NYT Celebrates Hypothetical Success of Far-Left Nation Mag, Lamented National Review 'Nastiness' After 2008 Election
Lemons into lemonade: The front of Monday's Business Day by Jeremy Peters sees good times ahead for the far-left Nation magazine: "Bad News for Liberals May Be Good News for a Liberal Magazine." (The Nation is more accurately described as left-wing.)
Yet the Times took the opposite tack in 2008, running a hostile piece on the "nastiness" of the debate within National Review, even as the conservative magazine's subscription base was rising. The Nation, by contrast, has (obviously) yet to benefit from rising Republican electoral fortunes yet the mere prospect is worthy of celebration at the Times.
Other than perhaps the headquarters of the Democratic National Committee, there were few places as despondent on election night as the Manhattan offices of The Nation, the 146-year-old journal of fiery leftist opinion.
A group of about 15 writers, editors and interns sat around a conference table and watched the results as they drowned their sorrows in bottles of Trader Joe's red wine. Even the friendly voices on MSNBC proved little solace as the numbers rolled in, confirming a Republican resurgence across the country.
Peters explained how the magazine's fortunes skidded as liberal politics began to flourish, and that "No weekly magazine tracked by the Media Industry Newsletter has lost more pages of advertising this year than The Nation."
Despite all the gloom, could last week's Democratic pummeling actually have a silver lining for The Nation, once home to writers like Henry James, Ezra Pound, Kurt Vonnegut Jr. and even Yeats? Katrina vanden Heuvel, the magazine's editor and publisher, did not have to think long about that question.
"If you can't expose the hypocrisy of this new group of Republicans, then we're not doing our job. And I mean that," she said in an interview from her office on election night as she sipped a glass of Champagne, defiant as Democratic losses piled up and the mood around her darkened.
"I mean you've got a lot to work with," she said. "You've got a Tea Party caucus in the Senate, a Tea Party caucus in the House. So I think you have a lot of rich material."
If history is any guide, Ms. vanden Heuvel could be proved right.
The Bush years were good - very good - to The Nation. After operating in the red almost every year since it was founded by abolitionists in 1865, the magazine turned a profit in 2003.
A big moneymaker for The Nation in recent years has been its cruise, which people pay thousands of dollars to attend so they can listen to lions of the left like Ralph Nader speak as they sail along the Alaskan coast.
Ms. vanden Heuvel conceded that she borrowed the idea from her conservative rival, National Review. But she said the cruise now brings in about $200,000 each year.
(National Review appears to be doing quite well, having received a lift from conservative dismay over Democrats in power.
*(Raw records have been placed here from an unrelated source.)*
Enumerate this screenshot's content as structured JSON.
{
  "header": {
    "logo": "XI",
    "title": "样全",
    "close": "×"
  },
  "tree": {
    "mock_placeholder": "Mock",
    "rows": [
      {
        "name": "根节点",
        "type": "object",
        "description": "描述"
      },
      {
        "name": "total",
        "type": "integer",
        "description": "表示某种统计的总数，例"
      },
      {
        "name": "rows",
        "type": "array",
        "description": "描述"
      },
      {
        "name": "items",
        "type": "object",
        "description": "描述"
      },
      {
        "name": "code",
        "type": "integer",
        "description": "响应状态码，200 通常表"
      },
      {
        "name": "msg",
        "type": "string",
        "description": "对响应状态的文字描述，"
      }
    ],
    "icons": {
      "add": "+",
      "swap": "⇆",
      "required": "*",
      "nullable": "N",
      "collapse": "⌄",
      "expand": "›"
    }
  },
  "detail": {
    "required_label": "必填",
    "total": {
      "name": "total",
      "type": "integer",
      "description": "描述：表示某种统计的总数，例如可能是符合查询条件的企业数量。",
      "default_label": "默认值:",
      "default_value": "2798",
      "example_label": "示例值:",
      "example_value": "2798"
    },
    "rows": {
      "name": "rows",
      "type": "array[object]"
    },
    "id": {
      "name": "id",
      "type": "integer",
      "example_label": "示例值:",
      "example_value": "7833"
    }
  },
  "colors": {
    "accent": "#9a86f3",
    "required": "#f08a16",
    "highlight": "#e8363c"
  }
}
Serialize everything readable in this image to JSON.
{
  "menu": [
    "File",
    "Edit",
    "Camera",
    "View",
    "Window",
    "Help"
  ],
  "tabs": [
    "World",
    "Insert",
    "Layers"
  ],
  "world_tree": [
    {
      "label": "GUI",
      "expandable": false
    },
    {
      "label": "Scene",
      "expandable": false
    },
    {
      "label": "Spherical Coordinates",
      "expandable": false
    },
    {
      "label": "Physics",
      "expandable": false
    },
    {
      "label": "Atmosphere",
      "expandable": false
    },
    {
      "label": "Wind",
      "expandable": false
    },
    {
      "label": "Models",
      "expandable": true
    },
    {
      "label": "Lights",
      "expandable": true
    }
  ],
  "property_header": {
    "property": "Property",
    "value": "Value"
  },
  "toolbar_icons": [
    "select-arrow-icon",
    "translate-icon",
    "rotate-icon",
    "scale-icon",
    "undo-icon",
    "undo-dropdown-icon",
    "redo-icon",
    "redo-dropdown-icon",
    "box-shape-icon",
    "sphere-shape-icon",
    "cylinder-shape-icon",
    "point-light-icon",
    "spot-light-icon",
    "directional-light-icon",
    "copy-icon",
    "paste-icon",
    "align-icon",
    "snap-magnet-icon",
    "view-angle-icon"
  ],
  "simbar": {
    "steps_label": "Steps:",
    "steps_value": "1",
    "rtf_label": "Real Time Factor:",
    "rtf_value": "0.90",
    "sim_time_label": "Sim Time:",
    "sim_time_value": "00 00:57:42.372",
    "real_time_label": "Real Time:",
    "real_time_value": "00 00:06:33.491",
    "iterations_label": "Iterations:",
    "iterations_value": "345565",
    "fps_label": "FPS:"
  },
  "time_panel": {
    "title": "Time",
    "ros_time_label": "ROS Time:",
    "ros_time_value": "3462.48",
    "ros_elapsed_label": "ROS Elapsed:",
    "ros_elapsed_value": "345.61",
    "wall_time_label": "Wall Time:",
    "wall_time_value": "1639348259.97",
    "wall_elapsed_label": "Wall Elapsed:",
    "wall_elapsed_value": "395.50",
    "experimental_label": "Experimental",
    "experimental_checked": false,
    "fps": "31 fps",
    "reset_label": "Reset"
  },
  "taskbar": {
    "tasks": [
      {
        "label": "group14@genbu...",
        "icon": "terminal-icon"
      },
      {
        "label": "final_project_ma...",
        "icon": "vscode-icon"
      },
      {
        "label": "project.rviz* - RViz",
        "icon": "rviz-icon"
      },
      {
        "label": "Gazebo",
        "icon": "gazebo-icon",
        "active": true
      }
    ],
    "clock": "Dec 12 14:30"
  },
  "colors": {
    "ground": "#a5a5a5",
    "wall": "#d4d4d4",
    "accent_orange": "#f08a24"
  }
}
Its subscriptions have increased from 150,000 in 2006 to nearly 200,000 this year. Newsstand sales have remained essentially flat for the last five years.)
But while the Times commiserated at a pity party with The Nation on Election Night, the paper didn't exactly celebrate National Review's rebirth after the Democrat gains in 2006 or Obama's win in 2008. In fact, the Times actually attacked National Review in a November 17, 2008 story by Tim Arango: "At National Review, a Threat to Its Reputation for Erudition."
In a span of 252 days, the National Review lost two Buckleys - one to death, another to resignation - and an election.
Now, thanks to the coarsening effect of the Internet on political discourse, the magazine may have lost something else: its reputation as the cradle for conservative intellectuals and home for erudite and well-mannered debate prized by its founder, the late William F. Buckley Jr.
In the general conservative blogosphere and in The Corner, National Review's popular blog, the tenor of debate - particularly as it related to the fitness of Gov. Sarah Palin of Alaska to be vice president - devolved into open nastiness during the campaign season, laying bare debates among conservatives that in a pre-Internet age may have been kept behind closed doors.
The specifics of that "nastiness" consisted of a smattering of rude emails sent by NR readers (a phenomenon not unheard of on the left) and not by anything actually written in National Review or National Review Online.
While the Times on Monday celebrated the hypothetical future success of the left-wing Nation magazine, Arango in 2008 buried the actual success of the conservative National Review in paragraph 28 of his 32-paragraph story: "At the start of the year, its circulation was 169,000, which has grown to about 185,000 for its latest postelection issue, which will arrive this week in mailboxes."